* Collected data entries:

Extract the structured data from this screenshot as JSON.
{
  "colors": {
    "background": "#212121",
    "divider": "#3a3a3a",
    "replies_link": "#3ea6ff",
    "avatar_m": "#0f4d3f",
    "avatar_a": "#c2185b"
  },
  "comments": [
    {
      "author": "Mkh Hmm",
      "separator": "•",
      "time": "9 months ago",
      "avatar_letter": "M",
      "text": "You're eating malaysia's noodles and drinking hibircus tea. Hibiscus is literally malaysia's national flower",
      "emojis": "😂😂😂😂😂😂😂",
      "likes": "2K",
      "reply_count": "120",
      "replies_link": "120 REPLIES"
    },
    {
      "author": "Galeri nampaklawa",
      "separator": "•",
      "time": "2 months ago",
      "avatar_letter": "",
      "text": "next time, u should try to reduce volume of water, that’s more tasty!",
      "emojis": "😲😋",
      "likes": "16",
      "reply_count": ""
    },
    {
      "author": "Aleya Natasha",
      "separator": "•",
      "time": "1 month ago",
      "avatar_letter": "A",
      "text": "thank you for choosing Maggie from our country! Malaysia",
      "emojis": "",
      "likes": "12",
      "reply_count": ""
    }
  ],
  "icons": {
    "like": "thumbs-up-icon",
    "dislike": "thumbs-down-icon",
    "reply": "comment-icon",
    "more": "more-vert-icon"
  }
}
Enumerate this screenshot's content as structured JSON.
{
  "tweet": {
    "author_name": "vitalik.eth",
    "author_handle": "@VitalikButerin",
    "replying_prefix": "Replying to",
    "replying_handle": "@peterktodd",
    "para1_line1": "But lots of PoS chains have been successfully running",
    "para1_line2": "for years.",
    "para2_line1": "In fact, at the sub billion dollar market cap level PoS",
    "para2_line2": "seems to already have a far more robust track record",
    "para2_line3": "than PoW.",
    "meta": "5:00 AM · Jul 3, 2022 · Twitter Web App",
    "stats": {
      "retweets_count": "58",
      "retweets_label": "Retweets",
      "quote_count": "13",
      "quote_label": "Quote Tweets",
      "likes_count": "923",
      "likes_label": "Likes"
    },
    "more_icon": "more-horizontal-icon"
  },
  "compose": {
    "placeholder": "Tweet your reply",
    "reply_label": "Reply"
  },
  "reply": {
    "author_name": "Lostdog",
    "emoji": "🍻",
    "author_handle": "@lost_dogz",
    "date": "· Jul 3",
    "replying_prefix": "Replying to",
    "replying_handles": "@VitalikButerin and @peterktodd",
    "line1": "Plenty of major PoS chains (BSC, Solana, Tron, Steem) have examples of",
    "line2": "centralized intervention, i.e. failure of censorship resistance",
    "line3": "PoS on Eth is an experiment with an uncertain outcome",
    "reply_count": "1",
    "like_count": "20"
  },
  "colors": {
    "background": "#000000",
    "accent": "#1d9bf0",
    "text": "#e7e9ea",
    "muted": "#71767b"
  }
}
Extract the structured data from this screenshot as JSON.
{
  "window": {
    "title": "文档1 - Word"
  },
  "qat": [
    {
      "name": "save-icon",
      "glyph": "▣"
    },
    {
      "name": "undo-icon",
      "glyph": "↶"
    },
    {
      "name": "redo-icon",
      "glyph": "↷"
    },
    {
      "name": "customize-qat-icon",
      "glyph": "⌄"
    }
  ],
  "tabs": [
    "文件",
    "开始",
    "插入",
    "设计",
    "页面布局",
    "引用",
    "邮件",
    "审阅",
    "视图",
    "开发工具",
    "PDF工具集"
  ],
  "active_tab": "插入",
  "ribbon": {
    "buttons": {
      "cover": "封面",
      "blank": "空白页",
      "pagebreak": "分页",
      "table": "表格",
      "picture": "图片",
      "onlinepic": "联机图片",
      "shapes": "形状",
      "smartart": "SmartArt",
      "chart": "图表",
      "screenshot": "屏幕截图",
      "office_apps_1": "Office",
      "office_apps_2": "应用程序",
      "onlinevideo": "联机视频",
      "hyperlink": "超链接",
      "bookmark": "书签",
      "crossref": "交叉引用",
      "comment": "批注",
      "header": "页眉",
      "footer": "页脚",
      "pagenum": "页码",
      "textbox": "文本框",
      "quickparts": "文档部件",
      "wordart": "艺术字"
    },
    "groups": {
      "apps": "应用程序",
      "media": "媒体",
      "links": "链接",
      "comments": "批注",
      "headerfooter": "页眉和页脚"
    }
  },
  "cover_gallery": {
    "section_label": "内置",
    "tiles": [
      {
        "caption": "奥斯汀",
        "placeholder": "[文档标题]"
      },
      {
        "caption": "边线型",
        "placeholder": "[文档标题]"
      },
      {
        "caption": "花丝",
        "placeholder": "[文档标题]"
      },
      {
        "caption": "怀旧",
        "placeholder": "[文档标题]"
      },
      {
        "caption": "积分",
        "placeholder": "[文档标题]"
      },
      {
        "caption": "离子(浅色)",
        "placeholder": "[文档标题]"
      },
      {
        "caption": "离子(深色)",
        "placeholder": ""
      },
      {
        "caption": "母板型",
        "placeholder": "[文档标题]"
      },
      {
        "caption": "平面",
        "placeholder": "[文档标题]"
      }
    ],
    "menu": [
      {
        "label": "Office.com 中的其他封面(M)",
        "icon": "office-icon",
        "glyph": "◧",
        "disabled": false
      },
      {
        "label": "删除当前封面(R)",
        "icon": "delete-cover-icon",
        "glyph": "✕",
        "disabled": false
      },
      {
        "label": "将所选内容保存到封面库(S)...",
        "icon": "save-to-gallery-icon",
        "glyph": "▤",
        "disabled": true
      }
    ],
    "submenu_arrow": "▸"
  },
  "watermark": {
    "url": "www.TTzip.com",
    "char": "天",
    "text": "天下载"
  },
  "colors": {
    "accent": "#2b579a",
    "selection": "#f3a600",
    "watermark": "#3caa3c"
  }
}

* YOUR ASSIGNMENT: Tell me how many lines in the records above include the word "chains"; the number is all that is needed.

* EXERCISE OUTPUT: 2